1911 Encyclopædia Britannica/Hammer
HAMMER, an implement consisting of a shaft or handle with head fixed transversely to it. The head, usually of metal, has one flat face, the other may be shaped to serve various purposes, e.g. with a claw, a pick, &c. The implement is used for breaking, beating, driving nails, rivets, &c., and the word is applied to heavy masses of metal moved by machinery, and used for similar purposes. (See Tool.) “ Hammer ” is a word common to Teutonic languages. It appears in the same form in German and Danish, and in Dutch as hamer, in Swedish as hammare. The ultimate origin is unknown. It has been connected with the root seen in the Greek κάμπτειν, to bend; the word would mean, therefore, something crooked or bent. A more illuminating suggestion connects the word with the Slavonic kamy, a stone, cf. Russian kamen, and ultimately with Sanskrit acman, a pointed stone, a thunderbolt. The legend of Thor's hammer, the thunderbolt, and the probability of the primitive hammer being a stone, adds plausibility to this derivation. The word is applied to many objects resembling a hammer in shape or function. Thus the “striker ” in a clock, or in a bell, when it is sounded by an independent lever and not by the swinging of the “ tongue, ” is called a “ hammer ”; similarly, in the “ action ” of a pianoforte the word is used of a wooden shank with felt covered head attached to a key, the striking of which throws the “hammer” against the strings. In the mechanism of a fire-arm, the “ hammer ” is that part which by its impact on the cap or primer explodes the charge. (See Gun.) The hammer, more usually known by its French name of martel de fer, was a medieval hand-weapon. With a long shaft it was used by infantry, especially when acting against mounted troops. With a short handle and usually made altogether of metal, it was also used by horse-soldiers. The martel had one part of the head with a blunted face, the other pointed, but occasionally both sides were pointed. There are 16th century examples in which a hand-gun forms the handle. The name of “ hammer,” in Latin malleus, has been frequently applied to men, and also to books, with reference to destructive power. Thus on the tomb of Edward I. in Westminster Abbey is inscribed his name of Scotorum Malleus, the “ Hammer of the Scots.” The title of “ Hammer of Heretics," Malleus Haereticorum, has been given to St Augustine and to Johann Faber, whose tract against Luther is also known by the name. Thomas Cromwell was styled Malleus Monachorum. The famous text-book of procedure in cases of witchcraft, published by Sprenger and Kramer in 1489, was called Hexenhammer or Malleus Maleficarum (see Witchcraft).
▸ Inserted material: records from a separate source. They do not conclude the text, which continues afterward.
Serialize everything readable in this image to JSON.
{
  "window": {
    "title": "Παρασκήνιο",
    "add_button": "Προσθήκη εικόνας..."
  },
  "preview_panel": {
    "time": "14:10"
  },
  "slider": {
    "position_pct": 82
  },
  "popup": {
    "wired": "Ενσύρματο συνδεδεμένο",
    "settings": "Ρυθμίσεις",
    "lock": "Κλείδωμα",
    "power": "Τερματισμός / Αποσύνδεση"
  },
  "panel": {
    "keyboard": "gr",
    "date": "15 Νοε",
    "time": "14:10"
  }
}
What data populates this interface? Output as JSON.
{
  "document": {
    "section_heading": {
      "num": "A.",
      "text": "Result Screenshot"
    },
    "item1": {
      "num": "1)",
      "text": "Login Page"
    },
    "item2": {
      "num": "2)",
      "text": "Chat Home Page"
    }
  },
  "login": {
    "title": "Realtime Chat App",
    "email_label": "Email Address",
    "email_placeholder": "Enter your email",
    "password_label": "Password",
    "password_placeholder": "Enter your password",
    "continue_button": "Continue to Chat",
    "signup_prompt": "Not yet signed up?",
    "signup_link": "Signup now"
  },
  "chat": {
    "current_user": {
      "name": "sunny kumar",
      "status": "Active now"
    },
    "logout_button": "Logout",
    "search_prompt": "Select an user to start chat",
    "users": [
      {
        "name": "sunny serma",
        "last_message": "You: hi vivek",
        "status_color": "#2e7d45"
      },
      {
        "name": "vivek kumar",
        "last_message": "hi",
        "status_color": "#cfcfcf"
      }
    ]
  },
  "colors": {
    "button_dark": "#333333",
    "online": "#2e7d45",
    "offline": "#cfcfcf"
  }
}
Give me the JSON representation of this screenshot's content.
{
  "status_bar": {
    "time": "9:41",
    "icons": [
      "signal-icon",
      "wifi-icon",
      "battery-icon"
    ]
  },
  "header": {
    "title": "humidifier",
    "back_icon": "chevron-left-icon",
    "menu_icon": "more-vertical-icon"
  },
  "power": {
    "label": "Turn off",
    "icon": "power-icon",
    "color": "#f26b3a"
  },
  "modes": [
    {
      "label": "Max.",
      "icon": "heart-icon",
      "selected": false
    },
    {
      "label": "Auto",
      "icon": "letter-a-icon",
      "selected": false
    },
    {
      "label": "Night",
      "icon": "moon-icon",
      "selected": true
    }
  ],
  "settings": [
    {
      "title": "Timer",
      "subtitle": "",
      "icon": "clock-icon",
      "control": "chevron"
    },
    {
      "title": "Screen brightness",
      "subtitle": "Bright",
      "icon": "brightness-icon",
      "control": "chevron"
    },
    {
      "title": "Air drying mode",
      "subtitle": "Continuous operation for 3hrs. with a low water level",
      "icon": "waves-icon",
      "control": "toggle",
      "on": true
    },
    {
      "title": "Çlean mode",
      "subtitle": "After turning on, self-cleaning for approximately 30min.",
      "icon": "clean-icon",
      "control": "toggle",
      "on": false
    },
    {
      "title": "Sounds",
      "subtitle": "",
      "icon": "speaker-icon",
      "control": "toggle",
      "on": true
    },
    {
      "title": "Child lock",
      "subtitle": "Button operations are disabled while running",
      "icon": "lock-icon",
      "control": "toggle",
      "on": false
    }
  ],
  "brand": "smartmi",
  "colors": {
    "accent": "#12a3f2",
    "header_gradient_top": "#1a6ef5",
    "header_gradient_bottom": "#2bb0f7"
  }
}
The origin of the word “ hammer-cloth,” an ornamental cloth covering the box-seat on a state-coach, has been often explained from the hammer and other tools carried in the box-seat by the coachman for repairs, &c. The New English Dictionary points out that while the word occurs as early as 1465, the use of a boxseat is not known before the 17th century. Other suggestions are that it is a corruption of “ hamper-cloth,” or of “ hammock cloth,” which is used in this sense, probably owing to a mistake. Neither of these supposed corruptions helps very much. Skeat connects the word with a Dutch word hemel, meaning a canopy. In the name of the bird, the yellow-hammer, the latter part should be “ ammer." This appears in the German name, Emmerling, and the word probably means the “ chirper,” cf. the Ger. jammern, to wail, lament.